  1. ^ a b "Parliament's 1975 LP Mothership Connection revisited with Bernard Worrell". Retrieved 2015-02-24.
  2. ^ a b c d Birchmeier, Jason. Mothership Connection at AllMusic
  3. ^ a b Review: Mothership Connection Archived February 6, 2009, at the Wayback Machine
  4. ^ Robins, Wayne (2016). A Brief History of Rock, Off the Record. Routledge. p. 286. ISBN 978-0-415-97472-1.
  5. ^ a b "Review: Mothership Connection". Retrieved 2013-07-14.

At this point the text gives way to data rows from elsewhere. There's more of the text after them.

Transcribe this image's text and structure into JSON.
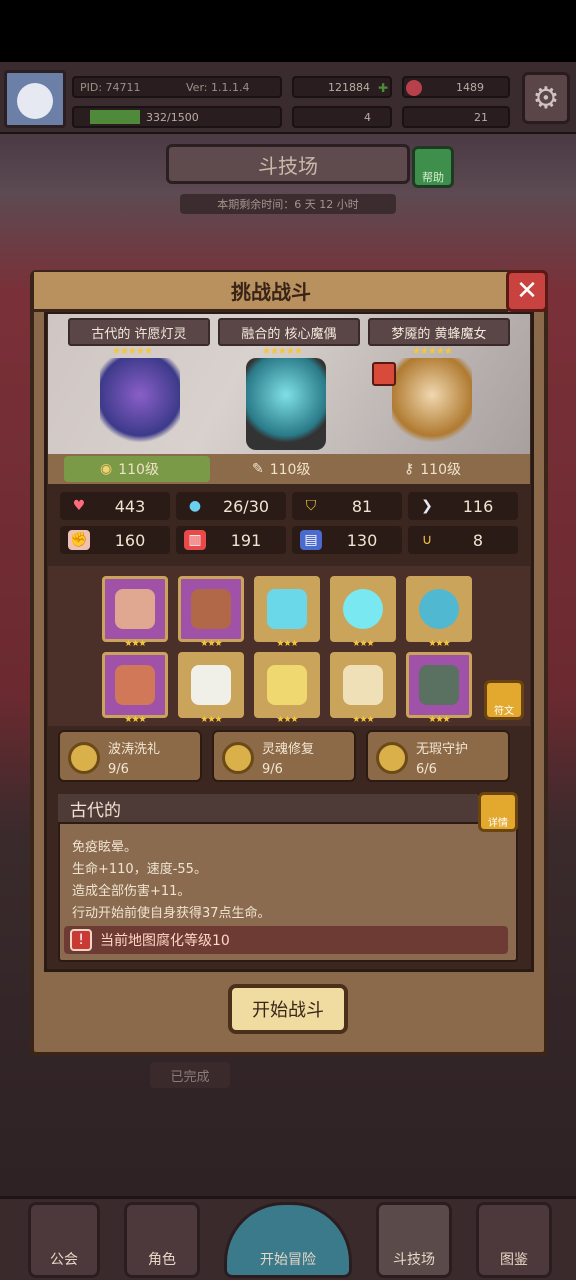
{
  "header": {
    "pid": "PID: 74711",
    "version": "Ver: 1.1.1.4",
    "exp": "332/1500",
    "gold": "121884",
    "gems": "1489",
    "clover": "4",
    "ticket": "21"
  },
  "arena": {
    "title": "斗技场",
    "help": "帮助",
    "season": "本期剩余时间：6 天 12 小时"
  },
  "modal": {
    "title": "挑战战斗",
    "close": "✕",
    "characters": [
      {
        "name": "古代的 许愿灯灵",
        "stars": "★★★★★"
      },
      {
        "name": "融合的 核心魔偶",
        "stars": "★★★★★"
      },
      {
        "name": "梦魇的 黄蜂魔女",
        "stars": "★★★★★"
      }
    ],
    "levels": [
      "110级",
      "110级",
      "110级"
    ],
    "stats": [
      {
        "icon": "heart-icon",
        "value": "443"
      },
      {
        "icon": "mana-drop-icon",
        "value": "26/30"
      },
      {
        "icon": "shield-icon",
        "value": "81"
      },
      {
        "icon": "wing-icon",
        "value": "116"
      },
      {
        "icon": "fist-icon",
        "value": "160"
      },
      {
        "icon": "book-icon",
        "value": "191"
      },
      {
        "icon": "scroll-icon",
        "value": "130"
      },
      {
        "icon": "horseshoe-icon",
        "value": "8"
      }
    ],
    "items": [
      {
        "name": "staff-item",
        "stars": "★★★"
      },
      {
        "name": "urn-item",
        "stars": "★★★"
      },
      {
        "name": "heart-amulet-item",
        "stars": "★★★"
      },
      {
        "name": "crystal-orb-item",
        "stars": "★★★"
      },
      {
        "name": "ring-item",
        "stars": "★★★"
      },
      {
        "name": "dragon-helm-item",
        "stars": "★★★"
      },
      {
        "name": "angel-armor-item",
        "stars": "★★★"
      },
      {
        "name": "scroll-item",
        "stars": "★★★"
      },
      {
        "name": "belt-item",
        "stars": "★★★"
      },
      {
        "name": "boots-item",
        "stars": "★★★"
      }
    ],
    "rune_label": "符文",
    "sets": [
      {
        "name": "波涛洗礼",
        "count": "9/6"
      },
      {
        "name": "灵魂修复",
        "count": "9/6"
      },
      {
        "name": "无瑕守护",
        "count": "6/6"
      }
    ],
    "desc_title": "古代的",
    "detail_label": "详情",
    "desc_lines": [
      "免疫眩晕。",
      "生命+110，速度-55。",
      "造成全部伤害+11。",
      "行动开始前使自身获得37点生命。"
    ],
    "warning": "当前地图腐化等级10",
    "start": "开始战斗"
  },
  "background": {
    "completed": "已完成"
  },
  "nav": [
    "公会",
    "角色",
    "开始冒险",
    "斗技场",
    "图鉴"
  ],
  "colors": {
    "accent": "#c9a45a",
    "danger": "#c8423f",
    "purple_tile": "#a052a8",
    "gold_tile": "#c9a45a"
  }
}
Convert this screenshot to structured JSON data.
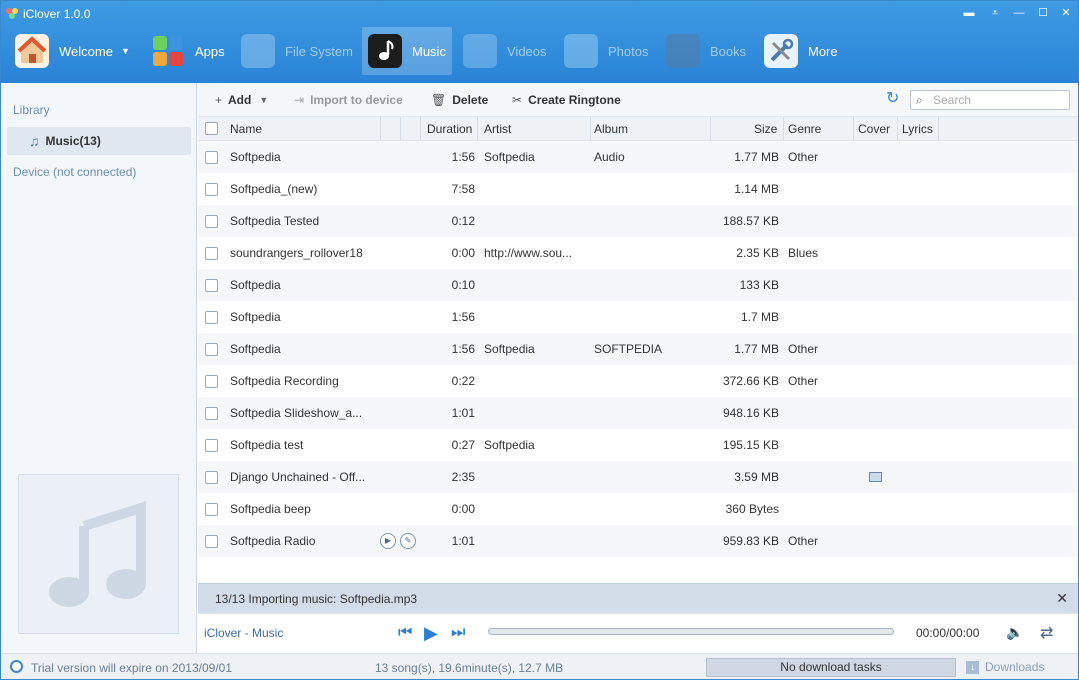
{
  "app": {
    "title": "iClover 1.0.0"
  },
  "window_controls": [
    {
      "name": "feedback-icon",
      "glyph": "▬"
    },
    {
      "name": "menu-icon",
      "glyph": "⩡"
    },
    {
      "name": "minimize-icon",
      "glyph": "—"
    },
    {
      "name": "maximize-icon",
      "glyph": "☐"
    },
    {
      "name": "close-icon",
      "glyph": "✕"
    }
  ],
  "nav": [
    {
      "label": "Welcome",
      "state": "normal",
      "dropdown": true
    },
    {
      "label": "Apps",
      "state": "normal"
    },
    {
      "label": "File System",
      "state": "disabled"
    },
    {
      "label": "Music",
      "state": "active"
    },
    {
      "label": "Videos",
      "state": "disabled"
    },
    {
      "label": "Photos",
      "state": "disabled"
    },
    {
      "label": "Books",
      "state": "disabled"
    },
    {
      "label": "More",
      "state": "normal"
    }
  ],
  "sidebar": {
    "library_heading": "Library",
    "music_item": "Music(13)",
    "device_heading": "Device (not connected)"
  },
  "toolbar": {
    "add": "Add",
    "import": "Import to device",
    "delete": "Delete",
    "ringtone": "Create Ringtone",
    "search_placeholder": "Search"
  },
  "columns": {
    "name": "Name",
    "duration": "Duration",
    "artist": "Artist",
    "album": "Album",
    "size": "Size",
    "genre": "Genre",
    "cover": "Cover",
    "lyrics": "Lyrics"
  },
  "rows": [
    {
      "name": "Softpedia",
      "duration": "1:56",
      "artist": "Softpedia",
      "album": "Audio",
      "size": "1.77 MB",
      "genre": "Other",
      "cover": false
    },
    {
      "name": "Softpedia_(new)",
      "duration": "7:58",
      "artist": "",
      "album": "",
      "size": "1.14 MB",
      "genre": "",
      "cover": false
    },
    {
      "name": "Softpedia Tested",
      "duration": "0:12",
      "artist": "",
      "album": "",
      "size": "188.57 KB",
      "genre": "",
      "cover": false
    },
    {
      "name": "soundrangers_rollover18",
      "duration": "0:00",
      "artist": "http://www.sou...",
      "album": "",
      "size": "2.35 KB",
      "genre": "Blues",
      "cover": false
    },
    {
      "name": "Softpedia",
      "duration": "0:10",
      "artist": "",
      "album": "",
      "size": "133 KB",
      "genre": "",
      "cover": false
    },
    {
      "name": "Softpedia",
      "duration": "1:56",
      "artist": "",
      "album": "",
      "size": "1.7 MB",
      "genre": "",
      "cover": false
    },
    {
      "name": "Softpedia",
      "duration": "1:56",
      "artist": "Softpedia",
      "album": "SOFTPEDIA",
      "size": "1.77 MB",
      "genre": "Other",
      "cover": false
    },
    {
      "name": "Softpedia Recording",
      "duration": "0:22",
      "artist": "",
      "album": "",
      "size": "372.66 KB",
      "genre": "Other",
      "cover": false
    },
    {
      "name": "Softpedia Slideshow_a...",
      "duration": "1:01",
      "artist": "",
      "album": "",
      "size": "948.16 KB",
      "genre": "",
      "cover": false
    },
    {
      "name": "Softpedia test",
      "duration": "0:27",
      "artist": "Softpedia",
      "album": "",
      "size": "195.15 KB",
      "genre": "",
      "cover": false
    },
    {
      "name": "Django Unchained - Off...",
      "duration": "2:35",
      "artist": "",
      "album": "",
      "size": "3.59 MB",
      "genre": "",
      "cover": true
    },
    {
      "name": "Softpedia beep",
      "duration": "0:00",
      "artist": "",
      "album": "",
      "size": "360 Bytes",
      "genre": "",
      "cover": false
    },
    {
      "name": "Softpedia Radio",
      "duration": "1:01",
      "artist": "",
      "album": "",
      "size": "959.83 KB",
      "genre": "Other",
      "cover": false,
      "hover_actions": true
    }
  ],
  "import_status": "13/13 Importing music: Softpedia.mp3",
  "player": {
    "label": "iClover - Music",
    "time": "00:00/00:00",
    "progress": 0
  },
  "footer": {
    "trial": "Trial version will expire on 2013/09/01",
    "counts": "13 song(s), 19.6minute(s), 12.7 MB",
    "downloads_status": "No download tasks",
    "downloads_button": "Downloads"
  }
}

  6. ^ Keister, Jay (2019). "Black Prog: Soul, Funk, Intellect and the Progressive Side of Black Music of the 1970s" (PDF). American Music Research Center Journal. 28: 5–22. Retrieved January 29, 2021 – via
  7. ^ "American album certifications – Parliament". Recording Industry Association of America.
  8. ^ "Registry Choices 2010: The National Recording Preservation Board (Library of Congress)". Retrieved 2013-07-14.
  9. ^ Niesel, Jeff (2013-06-26). "Cleveland - Music - Turn This Mutha Out". Archived from the original on 2015-10-17. Retrieved 2013-07-14.
  10. ^ Richards, Chris (May 18, 2011). "Smithsonian acquires Parliament-Funkadelic Mothership". The Washington Post. Archived from the original on December 16, 2013. Retrieved December 14, 2013.
  11. ^ a b McAlpine, Frasier (2 March 2018). "8 afrofuturist classics everyone needs to hear". BBC Music. Retrieved 8 April 2021.
  12. ^ Review: Mothership Connection[dead link]
  13. ^ a b Christgau, Robert (1981). "Consumer Guide '70s: P". Christgau's Record Guide: Rock Albums of the Seventies. Ticknor & Fields. ISBN 089919026X. Retrieved March 10, 2019 – via
  14. ^ Bowden, Marshall. "Review: Mothership Connection". Retrieved 2013-07-14.
  15. ^ a b McEwen, Joe (March 25, 1976). "Mothership Connection | Album Reviews | Rolling Stone". Retrieved 13 November 2011.
  16. ^ Brackett, Nathan; Hoard, Christian David (2004). Review: Mothership Connection. ISBN 9780743201698. Retrieved 2013-07-14.
  17. ^ "Review: Mothership Connection". Retrieved 2013-07-14.
  18. ^ "500 Greatest Albums of All Time Rolling Stone's definitive list of the 500 greatest albums of all time". Rolling Stone. 2012. Retrieved September 10, 2019.
  19. ^ "The 500 Greatest Albums of All Time". Rolling Stone. 2020-09-22. Retrieved 2021-06-24.
  20. ^ a b Mothership Connection at AllMusic
  21. ^ "American album certifications – Parliament – Mothership Connection". Recording Industry Association of America.

External links[edit]